DISPUTING ERRORS ON YOUR CREDIT REPORT
Your credit report includes personal information
about yourself including where you live, your bill
payment history, whether you have ever filed for
bankruptcy, ever been sued, or if you have ever been
arrested. All of this information is sold to your
creditors, employers, insurance companies and anyone else
that is requesting your credit report.
It is strongly advised that you
get a copy of your credit report at least once a year!
-- The information on your credit report will affect
whether or not you are approved for any type of loan or
credit. It will also affect interest rates and how much
money you are able to borrow.
-- You need to make
sure that all of the information on your credit report is
100% correct before you apply for any type of loan or
credit, buy a house, purchase insurance or apply for a
-- You need to protect yourself against identity
theft. This is when someone steals your personal
information (i.e. social security number and/or name,
etc.) to perform fraud. Specifically, opening up credit
card accounts, applying for loans, etc.. Identity thieves
obviously don't pay the bills associated with any of the
accounts that they have opened, therefore wrecking your
Do you know
how to read your credit report?
** Misinformation can hurt your chances of getting any
sort of credit, insurance, apartment rental or even a job
that you are seeking.
How do I correct errors on my credit report?
The Fair Credit Reporting Act, otherwise known as the
FCRA, states that it is the responsibility of the
company/person reporting the information to fix any
incorrect or outdated information on your credit report.
Removing misinformation or outdated info
In writing, tell the credit reporting company what
information is wrong. List all of your supporting facts.
Clearly state that you want this information removed.
Send them copies of any paperwork that support your
claim, i.e. paid bills, cashed checks, etc.. The
originals are for you and your records. In your letter,
make sure that you provide all of your personal
information including your SSN, your name, your address
and your date of birth. Make sure that you send your
letter via certified mail with 'return receipt
requested'. Keep copies of your letter. Learn more about
how to properly write a dispute letter. It may be
necessary for you to write a
follow-up dispute letter as well.
The credit reporting company will have thirty days to
launch their own investigation regarding your claim. They
are also obligated to forward all of the information you

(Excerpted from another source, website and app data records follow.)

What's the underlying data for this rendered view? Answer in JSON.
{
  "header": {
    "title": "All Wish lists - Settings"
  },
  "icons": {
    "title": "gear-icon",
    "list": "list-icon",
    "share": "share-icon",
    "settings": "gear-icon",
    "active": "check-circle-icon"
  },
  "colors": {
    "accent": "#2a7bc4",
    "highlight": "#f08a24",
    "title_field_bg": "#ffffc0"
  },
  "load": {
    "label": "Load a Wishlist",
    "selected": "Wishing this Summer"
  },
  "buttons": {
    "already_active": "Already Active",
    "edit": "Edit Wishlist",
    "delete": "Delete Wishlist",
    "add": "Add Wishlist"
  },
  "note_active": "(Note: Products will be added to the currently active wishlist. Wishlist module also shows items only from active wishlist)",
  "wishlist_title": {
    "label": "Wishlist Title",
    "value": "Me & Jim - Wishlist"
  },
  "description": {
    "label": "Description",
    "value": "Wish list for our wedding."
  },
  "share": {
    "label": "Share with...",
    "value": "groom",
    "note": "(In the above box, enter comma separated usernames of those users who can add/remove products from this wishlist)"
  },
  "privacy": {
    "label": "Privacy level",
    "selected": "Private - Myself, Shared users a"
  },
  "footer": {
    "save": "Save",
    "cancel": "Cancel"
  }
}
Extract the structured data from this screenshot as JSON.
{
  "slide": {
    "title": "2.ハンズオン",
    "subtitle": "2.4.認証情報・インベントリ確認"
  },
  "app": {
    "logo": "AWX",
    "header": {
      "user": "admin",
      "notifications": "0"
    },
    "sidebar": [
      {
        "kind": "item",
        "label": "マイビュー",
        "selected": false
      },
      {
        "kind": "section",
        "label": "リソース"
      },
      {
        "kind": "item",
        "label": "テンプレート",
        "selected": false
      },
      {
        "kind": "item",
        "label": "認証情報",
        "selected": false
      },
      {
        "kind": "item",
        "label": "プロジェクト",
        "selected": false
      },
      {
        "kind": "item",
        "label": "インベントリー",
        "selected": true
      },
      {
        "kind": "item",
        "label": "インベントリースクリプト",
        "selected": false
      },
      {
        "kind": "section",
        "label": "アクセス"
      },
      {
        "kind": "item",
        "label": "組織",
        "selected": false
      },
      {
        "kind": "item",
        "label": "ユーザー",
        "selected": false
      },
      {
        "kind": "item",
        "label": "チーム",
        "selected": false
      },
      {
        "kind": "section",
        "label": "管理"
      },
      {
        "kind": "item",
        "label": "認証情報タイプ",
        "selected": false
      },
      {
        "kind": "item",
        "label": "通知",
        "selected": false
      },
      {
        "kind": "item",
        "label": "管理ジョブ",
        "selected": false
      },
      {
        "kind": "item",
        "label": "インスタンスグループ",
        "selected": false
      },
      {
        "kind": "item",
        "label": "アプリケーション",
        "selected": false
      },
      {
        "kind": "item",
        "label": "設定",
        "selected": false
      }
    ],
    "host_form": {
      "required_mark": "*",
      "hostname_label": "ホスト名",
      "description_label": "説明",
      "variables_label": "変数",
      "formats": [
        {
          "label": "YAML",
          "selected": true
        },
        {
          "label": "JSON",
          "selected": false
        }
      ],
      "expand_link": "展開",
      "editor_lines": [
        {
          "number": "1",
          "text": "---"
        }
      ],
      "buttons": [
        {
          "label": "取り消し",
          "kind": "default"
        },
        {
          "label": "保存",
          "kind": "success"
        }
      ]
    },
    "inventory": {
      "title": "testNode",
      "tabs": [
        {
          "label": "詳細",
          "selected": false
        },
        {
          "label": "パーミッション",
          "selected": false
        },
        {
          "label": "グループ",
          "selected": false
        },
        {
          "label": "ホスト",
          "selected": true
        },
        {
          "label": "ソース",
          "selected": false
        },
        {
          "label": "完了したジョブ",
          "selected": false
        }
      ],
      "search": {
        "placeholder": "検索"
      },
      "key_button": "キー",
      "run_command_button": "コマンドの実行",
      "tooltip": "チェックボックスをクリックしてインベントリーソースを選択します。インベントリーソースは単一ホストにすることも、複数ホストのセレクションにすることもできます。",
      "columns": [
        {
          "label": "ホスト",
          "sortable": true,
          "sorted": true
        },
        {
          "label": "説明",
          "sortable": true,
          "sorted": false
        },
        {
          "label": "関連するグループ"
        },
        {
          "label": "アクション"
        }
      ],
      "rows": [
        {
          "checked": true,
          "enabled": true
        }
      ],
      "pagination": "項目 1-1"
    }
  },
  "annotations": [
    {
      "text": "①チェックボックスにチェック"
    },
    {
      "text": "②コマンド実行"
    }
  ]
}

provided them to the company that supplied the erroneous
data. Upon receiving your dispute claim from the credit
bureau, the company must do their own investigation and
report their findings to the credit reporting company. If
your claim is found to be valid, the information provider
must alert all three of the credit reporting agencies so
that your file can be updated with the correct data.
Upon completion of the analysis, the credit reporting
company must provide you with a free copy of your credit
report with the updated information. The free report is
not the same as the free annual report you are entitled
You can also request that the credit reporting
company sends notifications of your updated credit report
to anyone that has requested your report in the last six
months. Copies can be sent to anyone that requested your
report within two years for reasons of employment .
Sometimes, your dispute will not go as you plan.
Resulting in the non-removal of the misinformation from
your file. If this is the case, you can request a copy of
your dispute letter to be included in your credit report
file. You can also have your dispute letter sent to
anyone that pulled your credit in the past year. This
will likely cost you a fee charged by the credit bureaus.
Time is the only guarantee of the removal of bad
information. Any sort of negative mark on your credit
report will be listed on your file for seven years.
Bankruptcies will be present for ten years.
Including missing accounts in your credit report
Sometimes, there will be accounts absent from your credit file.
All major banks and financial institutions will report
your information to the credit bureaus regularly.
However, some creditors like smaller credit unions,
retailers, and gas card companies do not provide the
credit reporting agencies with your account information.
Not having all of your open accounts listed on your
credit report can result in you being denied credit
because of an 'insufficient credit file' or a 'no credit file'.
So, to ensure that this does not happen to you, ask the
credit bureaus to add the missing information to your
file. Be aware that since these creditors are not even
reporting your accounts to the credit reporting companies
that it is unlikely that your account will be reflective
of recent activity even when they are included.
The FTC also gives a detailed breakdown of
how to dispute errors.
Additional articles related to credit reports:
Understanding How Your Credit Score is Calculated
Reading the Information in Your Credit Report
Improving Your Credit Rating
The Impact Of Credit Inquiries on Your Score
Have you ever received a bill that was not yours? You
have rights! Creditors are required by law to
validate any debt that they are tying to collect on!